• _WHAT NEEDS TO BE DONE_: Whenever a line of the data below holds the string "title", copy that line.

Stored entries
-- Opening Marker --
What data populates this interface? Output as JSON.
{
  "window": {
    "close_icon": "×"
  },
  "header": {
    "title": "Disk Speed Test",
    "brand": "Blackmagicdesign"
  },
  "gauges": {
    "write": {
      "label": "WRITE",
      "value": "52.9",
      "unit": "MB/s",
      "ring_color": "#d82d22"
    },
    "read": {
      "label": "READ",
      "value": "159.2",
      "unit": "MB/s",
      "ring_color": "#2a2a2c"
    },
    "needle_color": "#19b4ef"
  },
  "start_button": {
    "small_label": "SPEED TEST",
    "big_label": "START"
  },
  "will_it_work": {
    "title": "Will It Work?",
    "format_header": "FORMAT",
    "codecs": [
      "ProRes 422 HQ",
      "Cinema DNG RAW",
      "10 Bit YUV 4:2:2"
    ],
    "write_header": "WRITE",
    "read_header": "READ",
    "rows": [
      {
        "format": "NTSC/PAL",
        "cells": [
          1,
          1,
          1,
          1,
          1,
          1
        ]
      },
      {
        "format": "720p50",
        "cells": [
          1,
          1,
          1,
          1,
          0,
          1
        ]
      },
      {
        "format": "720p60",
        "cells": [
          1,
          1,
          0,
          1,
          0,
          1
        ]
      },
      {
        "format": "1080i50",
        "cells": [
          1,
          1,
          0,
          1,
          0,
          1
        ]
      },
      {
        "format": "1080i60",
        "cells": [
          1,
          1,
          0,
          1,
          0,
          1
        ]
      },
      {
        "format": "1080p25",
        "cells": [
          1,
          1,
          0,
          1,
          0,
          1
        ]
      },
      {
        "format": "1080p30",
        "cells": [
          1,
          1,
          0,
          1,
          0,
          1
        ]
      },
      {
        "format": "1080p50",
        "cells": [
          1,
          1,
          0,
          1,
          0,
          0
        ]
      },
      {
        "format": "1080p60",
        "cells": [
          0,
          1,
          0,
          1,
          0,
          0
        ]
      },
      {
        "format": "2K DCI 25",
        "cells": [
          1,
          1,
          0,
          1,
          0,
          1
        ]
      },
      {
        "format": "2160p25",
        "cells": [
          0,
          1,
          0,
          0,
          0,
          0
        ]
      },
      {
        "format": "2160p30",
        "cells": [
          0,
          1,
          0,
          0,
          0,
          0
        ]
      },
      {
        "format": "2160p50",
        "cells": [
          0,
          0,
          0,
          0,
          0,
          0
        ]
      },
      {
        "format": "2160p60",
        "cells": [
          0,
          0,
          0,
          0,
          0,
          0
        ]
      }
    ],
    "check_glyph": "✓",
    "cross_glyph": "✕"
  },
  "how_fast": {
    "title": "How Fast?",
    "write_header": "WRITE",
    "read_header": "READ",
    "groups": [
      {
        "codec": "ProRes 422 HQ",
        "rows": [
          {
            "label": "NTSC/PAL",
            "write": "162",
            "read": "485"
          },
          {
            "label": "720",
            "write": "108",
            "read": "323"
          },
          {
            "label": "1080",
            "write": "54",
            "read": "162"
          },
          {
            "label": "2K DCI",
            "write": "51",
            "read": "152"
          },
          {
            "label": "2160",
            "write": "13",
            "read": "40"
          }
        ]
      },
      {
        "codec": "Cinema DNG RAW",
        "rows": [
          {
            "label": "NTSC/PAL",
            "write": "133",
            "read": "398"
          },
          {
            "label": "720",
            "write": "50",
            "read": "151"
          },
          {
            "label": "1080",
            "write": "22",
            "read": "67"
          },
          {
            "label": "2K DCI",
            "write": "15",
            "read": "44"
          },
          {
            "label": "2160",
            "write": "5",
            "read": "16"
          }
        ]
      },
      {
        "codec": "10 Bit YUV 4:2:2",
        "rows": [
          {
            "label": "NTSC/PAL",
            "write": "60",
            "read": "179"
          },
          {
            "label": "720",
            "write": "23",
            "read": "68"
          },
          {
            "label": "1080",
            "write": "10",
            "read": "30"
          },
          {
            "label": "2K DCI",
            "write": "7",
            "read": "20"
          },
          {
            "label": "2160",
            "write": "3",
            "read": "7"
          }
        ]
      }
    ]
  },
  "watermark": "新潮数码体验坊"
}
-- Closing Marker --
• _RESPONSE TO THIS TASK_:
    "title": "Disk Speed Test",
    "title": "Will It Work?",
    "title": "How Fast?",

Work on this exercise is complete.